"I fail to understand. Have we descended to the level of Sodom and Gomorrah? Can a stressed citizen whose rights have been expropriated by the government, sometimes with hard-hearted arbitrariness, not seek succor?" Landau laments.

Not only may a citizen seek succor, he is welcome to do so, but the prime minister may not intervene, Eli. There are hundreds of thousands of citizens among Israel's 6.7 million people whose rights are derogated by the government day in and day out, sometimes with hard-hearted arbitrariness. Their pleas for succor are rejected if only because there are so many that they cannot all be handled. The prime minister doesn't make phone calls for them, or convene meetings with the top brass of the relevant institutions to discuss their case.

"That is what the prime minister did, but given the present hornet's nest atmosphere in Israel..." Landau keens.

Hornet's nest? Based on this affair of the Melamud siblings and the various other corruption scandals ceaselessly making the headlines, we believe the prevailing atmosphere to be something else entirely. Friend helps friend, the strong take care of their own, the politicians help the rich and the rich help the politicians, and even when they get caught red-handed, nobody cares. The papers report, the land is rezoned, the tenders get tailored, compensation gets paid and the parade of corruption marches on, completely unmoved by the swirling ink. The atmosphere is one of miasmic apathy.

They're not worthy

"This people (of Israel) cannot be led. This people chews up its leaders," Landau complains about the difficulties he and his friends encounter when trying to "lead." That is evidently what a character like Landau feels, a man who fed off the table of government all his adult life but who failed to be re-elected as mayor of Herzliya, so was appointed by his good friends to the plush job of chairing the power monopoly.

And here we'd thought it was hard to be a taxpayer in Israel, a retiree living on pension, a single parent or just any old Tom, Dick or Yossi without contacts in high government. How silly of us. We'd thought the spreading poverty, the diminishing standard of living, the creeping unemployment and contracting real wage were savaging the weak. But apparently we were merely babbling out of ignorance. It turns out that even in that rarified bubble of wealth and government, life is terribly hard, because of that predatory people.
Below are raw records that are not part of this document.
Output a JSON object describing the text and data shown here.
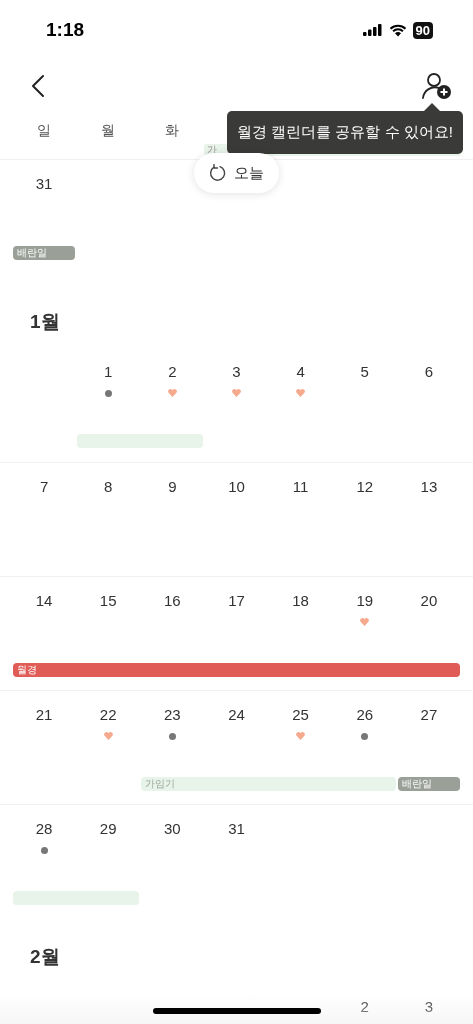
{
  "status_bar": {
    "time": "1:18",
    "battery": "90"
  },
  "header": {
    "tooltip": "월경 캘린더를 공유할 수 있어요!"
  },
  "weekdays": [
    "일",
    "월",
    "화"
  ],
  "header_band": {
    "kind": "fertile",
    "label": "가"
  },
  "today_button": {
    "label": "오늘"
  },
  "sections": [
    {
      "weeks": [
        {
          "days": [
            {
              "kind": "date",
              "day": "31",
              "bar": {
                "kind": "ovulation",
                "label": "배란일"
              }
            },
            {
              "kind": "empty"
            },
            {
              "kind": "empty"
            },
            {
              "kind": "empty"
            },
            {
              "kind": "empty"
            },
            {
              "kind": "empty"
            },
            {
              "kind": "empty"
            }
          ]
        }
      ]
    },
    {
      "title": "1월",
      "weeks": [
        {
          "days": [
            {
              "kind": "empty"
            },
            {
              "kind": "date",
              "day": "1",
              "marker": {
                "kind": "dot"
              },
              "bar": {
                "kind": "fertile"
              }
            },
            {
              "kind": "date",
              "day": "2",
              "marker": {
                "kind": "heart"
              },
              "bar": {
                "kind": "fertile"
              }
            },
            {
              "kind": "date",
              "day": "3",
              "marker": {
                "kind": "heart"
              }
            },
            {
              "kind": "date",
              "day": "4",
              "marker": {
                "kind": "heart"
              }
            },
            {
              "kind": "date",
              "day": "5"
            },
            {
              "kind": "date",
              "day": "6"
            }
          ]
        },
        {
          "days": [
            {
              "kind": "date",
              "day": "7"
            },
            {
              "kind": "date",
              "day": "8"
            },
            {
              "kind": "date",
              "day": "9"
            },
            {
              "kind": "date",
              "day": "10"
            },
            {
              "kind": "date",
              "day": "11"
            },
            {
              "kind": "date",
              "day": "12"
            },
            {
              "kind": "date",
              "day": "13"
            }
          ]
        },
        {
          "days": [
            {
              "kind": "date",
              "day": "14",
              "bar": {
                "kind": "period",
                "label": "월경"
              }
            },
            {
              "kind": "date",
              "day": "15",
              "bar": {
                "kind": "period"
              }
            },
            {
              "kind": "date",
              "day": "16",
              "bar": {
                "kind": "period"
              }
            },
            {
              "kind": "date",
              "day": "17",
              "bar": {
                "kind": "period"
              }
            },
            {
              "kind": "date",
              "day": "18",
              "bar": {
                "kind": "period"
              }
            },
            {
              "kind": "date",
              "day": "19",
              "marker": {
                "kind": "heart"
              },
              "bar": {
                "kind": "period"
              }
            },
            {
              "kind": "date",
              "day": "20",
              "bar": {
                "kind": "period"
              }
            }
          ]
        },
        {
          "days": [
            {
              "kind": "date",
              "day": "21"
            },
            {
              "kind": "date",
              "day": "22",
              "marker": {
                "kind": "heart"
              }
            },
            {
              "kind": "date",
              "day": "23",
              "marker": {
                "kind": "dot"
              },
              "bar": {
                "kind": "fertile",
                "label": "가임기"
              }
            },
            {
              "kind": "date",
              "day": "24",
              "bar": {
                "kind": "fertile"
              }
            },
            {
              "kind": "date",
              "day": "25",
              "marker": {
                "kind": "heart"
              },
              "bar": {
                "kind": "fertile"
              }
            },
            {
              "kind": "date",
              "day": "26",
              "marker": {
                "kind": "dot"
              },
              "bar": {
                "kind": "fertile"
              }
            },
            {
              "kind": "date",
              "day": "27",
              "bar": {
                "kind": "ovulation",
                "label": "배란일"
              }
            }
          ]
        },
        {
          "days": [
            {
              "kind": "date",
              "day": "28",
              "marker": {
                "kind": "dot"
              },
              "bar": {
                "kind": "fertile"
              }
            },
            {
              "kind": "date",
              "day": "29",
              "bar": {
                "kind": "fertile"
              }
            },
            {
              "kind": "date",
              "day": "30"
            },
            {
              "kind": "date",
              "day": "31"
            },
            {
              "kind": "empty"
            },
            {
              "kind": "empty"
            },
            {
              "kind": "empty"
            }
          ]
        }
      ]
    },
    {
      "title": "2월",
      "weeks": [
        {
          "days": [
            {
              "kind": "empty"
            },
            {
              "kind": "empty"
            },
            {
              "kind": "empty"
            },
            {
              "kind": "empty"
            },
            {
              "kind": "empty"
            },
            {
              "kind": "date",
              "day": "2"
            },
            {
              "kind": "date",
              "day": "3"
            }
          ]
        }
      ]
    }
  ]
}
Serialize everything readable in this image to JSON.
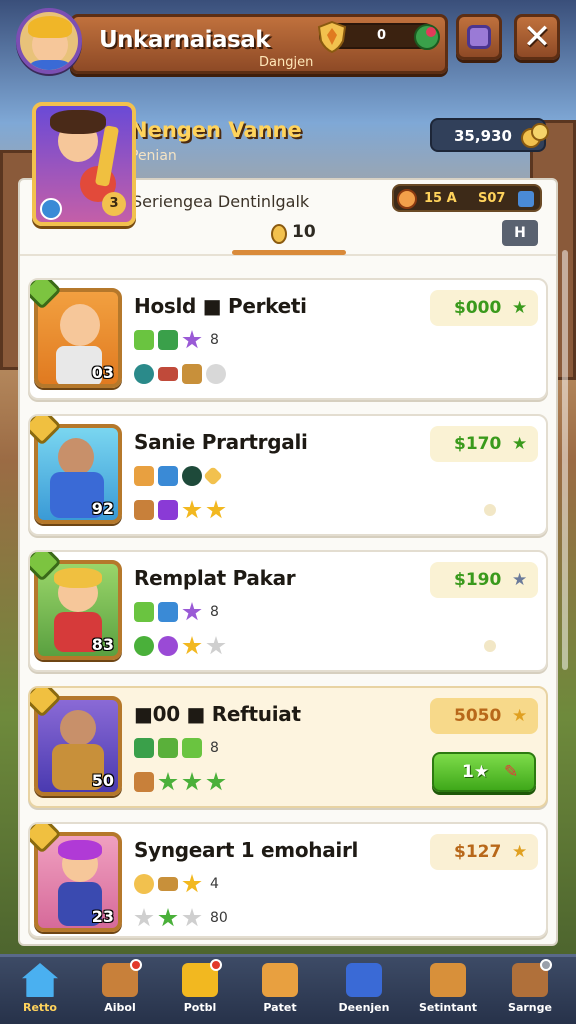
{
  "header": {
    "title": "Unkarnaiasak",
    "subtitle": "Dangjen",
    "resource_value": "0"
  },
  "hero": {
    "name": "Nengen Vanne",
    "role": "Penian",
    "coins": "35,930",
    "portrait_level": "3"
  },
  "panel": {
    "subtitle": "Seriengea Dentinlgalk",
    "stat_a": "15 A",
    "stat_b": "S07",
    "tab_count": "10",
    "tab_button": "H"
  },
  "cards": [
    {
      "name": "Hosld ■ Perketi",
      "price": "$000",
      "level": "03",
      "row1_text": "8",
      "highlighted": false
    },
    {
      "name": "Sanie Prartrgali",
      "price": "$170",
      "level": "92",
      "row1_text": "",
      "highlighted": false
    },
    {
      "name": "Remplat Pakar",
      "price": "$190",
      "level": "83",
      "row1_text": "8",
      "highlighted": false
    },
    {
      "name": "■00 ■ Reftuiat",
      "price": "5050",
      "level": "50",
      "row1_text": "8",
      "highlighted": true,
      "buy_label": "1★"
    },
    {
      "name": "Syngeart 1 emohairl",
      "price": "$127",
      "level": "23",
      "row1_text": "4",
      "row2_text": "80",
      "highlighted": false
    }
  ],
  "nav": [
    {
      "label": "Retto",
      "icon": "home-icon",
      "active": true
    },
    {
      "label": "Aibol",
      "icon": "bag-icon",
      "active": false
    },
    {
      "label": "Potbl",
      "icon": "chest-icon",
      "active": false
    },
    {
      "label": "Patet",
      "icon": "box-icon",
      "active": false
    },
    {
      "label": "Deenjen",
      "icon": "sword-icon",
      "active": false
    },
    {
      "label": "Setintant",
      "icon": "crate-icon",
      "active": false
    },
    {
      "label": "Sarnge",
      "icon": "shop-icon",
      "active": false
    }
  ],
  "colors": {
    "accent_gold": "#ffd35c",
    "price_green": "#3a9a1c",
    "wood": "#8e4a26",
    "buy_green": "#3fa81a"
  }
}
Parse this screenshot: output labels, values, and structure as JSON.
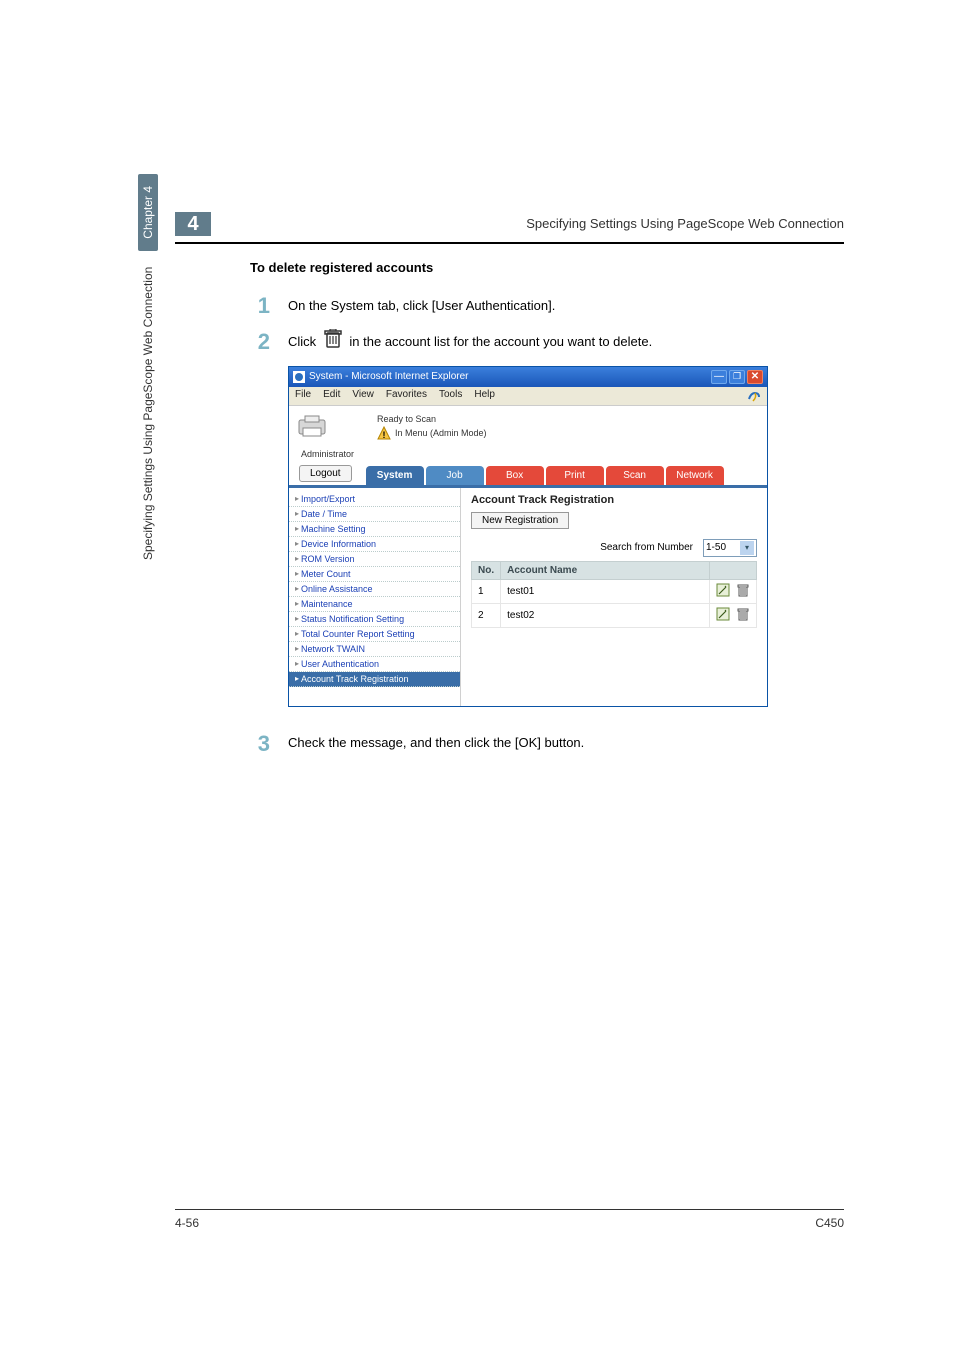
{
  "header": {
    "chapter_number": "4",
    "running_title": "Specifying Settings Using PageScope Web Connection"
  },
  "section_heading": "To delete registered accounts",
  "steps": {
    "s1": {
      "num": "1",
      "text": "On the System tab, click [User Authentication]."
    },
    "s2": {
      "num": "2",
      "pre": "Click ",
      "post": " in the account list for the account you want to delete."
    },
    "s3": {
      "num": "3",
      "text": "Check the message, and then click the [OK] button."
    }
  },
  "window": {
    "title": "System - Microsoft Internet Explorer",
    "menus": [
      "File",
      "Edit",
      "View",
      "Favorites",
      "Tools",
      "Help"
    ],
    "status": {
      "line1": "Ready to Scan",
      "line2": "In Menu (Admin Mode)"
    },
    "admin_label": "Administrator",
    "logout_label": "Logout",
    "tabs": {
      "system": "System",
      "job": "Job",
      "box": "Box",
      "print": "Print",
      "scan": "Scan",
      "network": "Network"
    },
    "sidebar": [
      "Import/Export",
      "Date / Time",
      "Machine Setting",
      "Device Information",
      "ROM Version",
      "Meter Count",
      "Online Assistance",
      "Maintenance",
      "Status Notification Setting",
      "Total Counter Report Setting",
      "Network TWAIN",
      "User Authentication",
      "Account Track Registration"
    ],
    "pane": {
      "title": "Account Track Registration",
      "new_registration": "New Registration",
      "search_label": "Search from Number",
      "search_value": "1-50",
      "columns": {
        "no": "No.",
        "name": "Account Name"
      },
      "rows": [
        {
          "no": "1",
          "name": "test01"
        },
        {
          "no": "2",
          "name": "test02"
        }
      ]
    }
  },
  "side_vertical": {
    "long": "Specifying Settings Using PageScope Web Connection",
    "pill": "Chapter 4"
  },
  "footer": {
    "page": "4-56",
    "model": "C450"
  }
}
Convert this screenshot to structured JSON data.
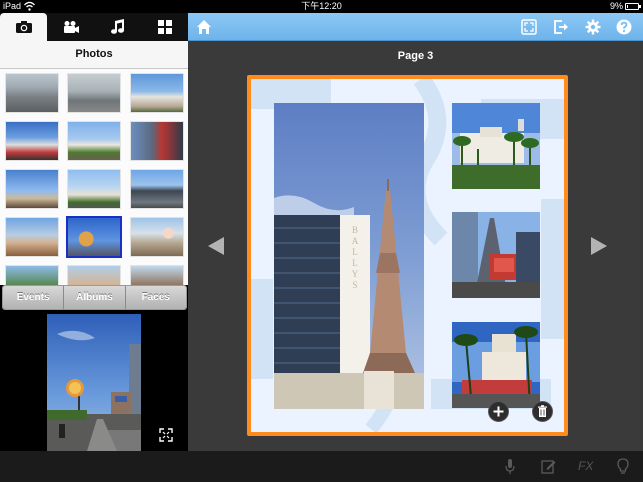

"David Ben-Gurion, the founder of the nation, was crowned by his party members with a humiliating title, and sent to Sde Boker," Landau writes. But while he dips into history, Landau didn't learn its lesson.

Ben-Gurion chose to end his public career at the desert oasis of Sde Boker, while today's elected officials, Eli's friends, think they should be ending their public careers with millions in their bank account, or the accounts of their children and friends. And they'd much rather retire to a Kfar Shmaryahu mansion graced with a swimming pool than to a dusty oasis graced with pond scum.